What is in this article?:
- Florida leaders applaud water quality efforts
- WRP benefits very broad
• Local Florida leaders lauded USDA efforts to protect the Northern Everglades and reiterated their commitment to the continued restoration and economic opportunities made possible by the Wetlands Reserve Program from USDA's Natural Resources Conservation Service (NRCS).
WRP benefits very broad
“The benefits from the Wetland Reserve Program are perhaps the broadest of any USDA conservation program — permanent conservation of habitat, continued private ownership and economic benefit from cattle ranching, and wetland restoration that revives lost habitats and retains and cleans water for the people of central and south Florida.”
Melissa L. Meeker, executive director, South Florida Water Management District
“The District appreciates the opportunity to work with public and private partners for the common goal of protecting and restoring the vast natural landscapes of the Northern Everglades.”
“The Wetland Reserve Program offers significant benefits to south Florida and the Northern Everglades such as improvements in water quality, expanded wetlands and connected natural areas that support a diverse array of wildlife.”
Eva Webb, Board of Supervisors, Palm Beach Soil and Water Conservation District
“Conservation Districts have been and are working with NRCS on various projects throughout the state. NRCS has worked in partnership and cooperatively with this state’s soil and water conservation districts on many meaningful projects, too numerous to name.
“They have offered much needed and valuable conservation programs, technical support, and information to Soil and Water Conservation Districts and local communities.
"NRCS programs such as EQIP and WRP are vitally important to Everglades restoration projects. These programs have helped farmers in the Everglades Agricultural Area implement important conservation practices as a part of their Best Management Practices Plans.
“Conservation practices are designed to help reduce nutrient runoff from our farms into the Everglades. To date, farmers have spent millions to comply with water quality standards and conservation practices.

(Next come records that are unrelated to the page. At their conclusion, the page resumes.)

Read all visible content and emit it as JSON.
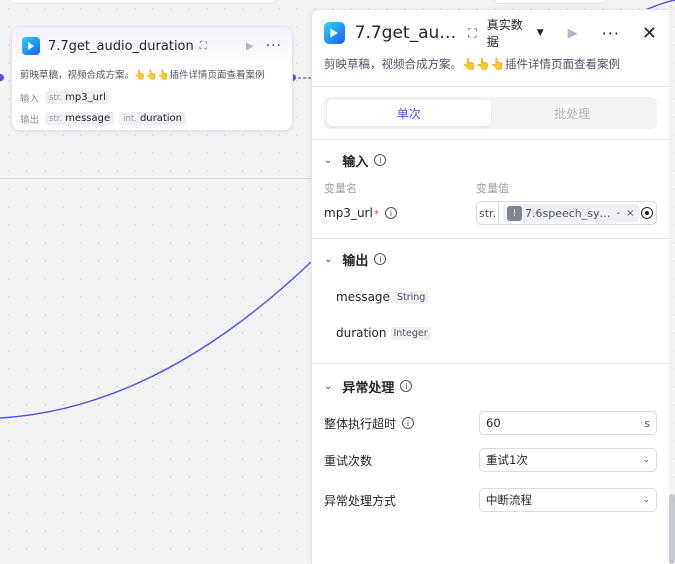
{
  "node": {
    "title": "7.7get_audio_duration",
    "description": "剪映草稿，视频合成方案。👆👆👆插件详情页面查看案例",
    "input_label": "输入",
    "output_label": "输出",
    "inputs": [
      {
        "type": "str.",
        "name": "mp3_url"
      }
    ],
    "outputs": [
      {
        "type": "str.",
        "name": "message"
      },
      {
        "type": "int.",
        "name": "duration"
      }
    ]
  },
  "panel": {
    "title": "7.7get_au…",
    "mode": "真实数据",
    "description": "剪映草稿，视频合成方案。👆👆👆插件详情页面查看案例",
    "tabs": {
      "single": "单次",
      "batch": "批处理"
    },
    "input_section": {
      "title": "输入",
      "col_name": "变量名",
      "col_value": "变量值",
      "var_name": "mp3_url",
      "var_type": "str.",
      "ref_text": "7.6speech_sy…",
      "ref_sep": "-"
    },
    "output_section": {
      "title": "输出",
      "items": [
        {
          "name": "message",
          "type": "String"
        },
        {
          "name": "duration",
          "type": "Integer"
        }
      ]
    },
    "exception_section": {
      "title": "异常处理",
      "timeout_label": "整体执行超时",
      "timeout_value": "60",
      "timeout_unit": "s",
      "retry_label": "重试次数",
      "retry_value": "重试1次",
      "handling_label": "异常处理方式",
      "handling_value": "中断流程"
    }
  },
  "colors": {
    "accent": "#4d53e8",
    "wire": "#4d53e8"
  },
  "icons": [
    "app-logo-icon",
    "tag-icon",
    "run-icon",
    "more-icon",
    "close-icon",
    "chevron-down-icon",
    "info-icon",
    "warning-icon",
    "target-icon"
  ]
}
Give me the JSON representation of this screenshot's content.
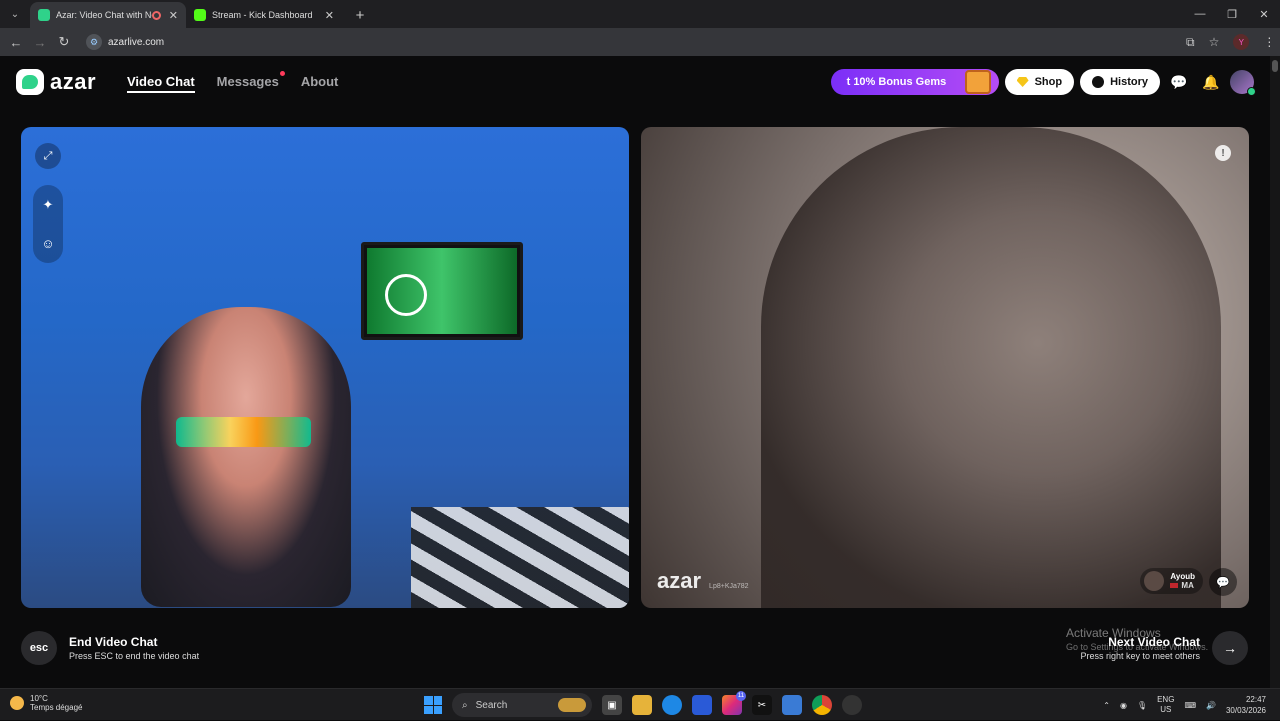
{
  "browser": {
    "tabs": [
      {
        "title": "Azar: Video Chat with New",
        "active": true,
        "favicon_color": "#2fd28a"
      },
      {
        "title": "Stream - Kick Dashboard",
        "active": false,
        "favicon_color": "#53fc18"
      }
    ],
    "url": "azarlive.com",
    "profile_initial": "Y"
  },
  "app": {
    "logo_text": "azar",
    "nav": [
      {
        "label": "Video Chat"
      },
      {
        "label": "Messages"
      },
      {
        "label": "About"
      }
    ],
    "gems_label": "t 10% Bonus Gems",
    "shop_label": "Shop",
    "history_label": "History"
  },
  "videos": {
    "right": {
      "watermark": "azar",
      "watermark_id": "Lp8+KJa782",
      "partner_name": "Ayoub",
      "partner_country": "MA"
    }
  },
  "controls": {
    "esc_key": "esc",
    "end_title": "End Video Chat",
    "end_sub": "Press ESC to end the video chat",
    "next_title": "Next Video Chat",
    "next_sub": "Press right key to meet others"
  },
  "windows_overlay": {
    "title": "Activate Windows",
    "sub": "Go to Settings to activate Windows."
  },
  "taskbar": {
    "temp": "10°C",
    "weather": "Temps dégagé",
    "search_placeholder": "Search",
    "lang_top": "ENG",
    "lang_bottom": "US",
    "time": "22:47",
    "date": "30/03/2026",
    "instagram_badge": "11"
  },
  "colors": {
    "accent_green": "#2fd28a",
    "gems_purple": "#7b2ff7",
    "notification_red": "#ff3b5c"
  }
}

“Without WRP and EQIP cost-share dollars, farmers might not otherwise be able to afford to implement some of these costly conservation practices. NRCS EQIP and WRP programs are vital to Everglades restoration.”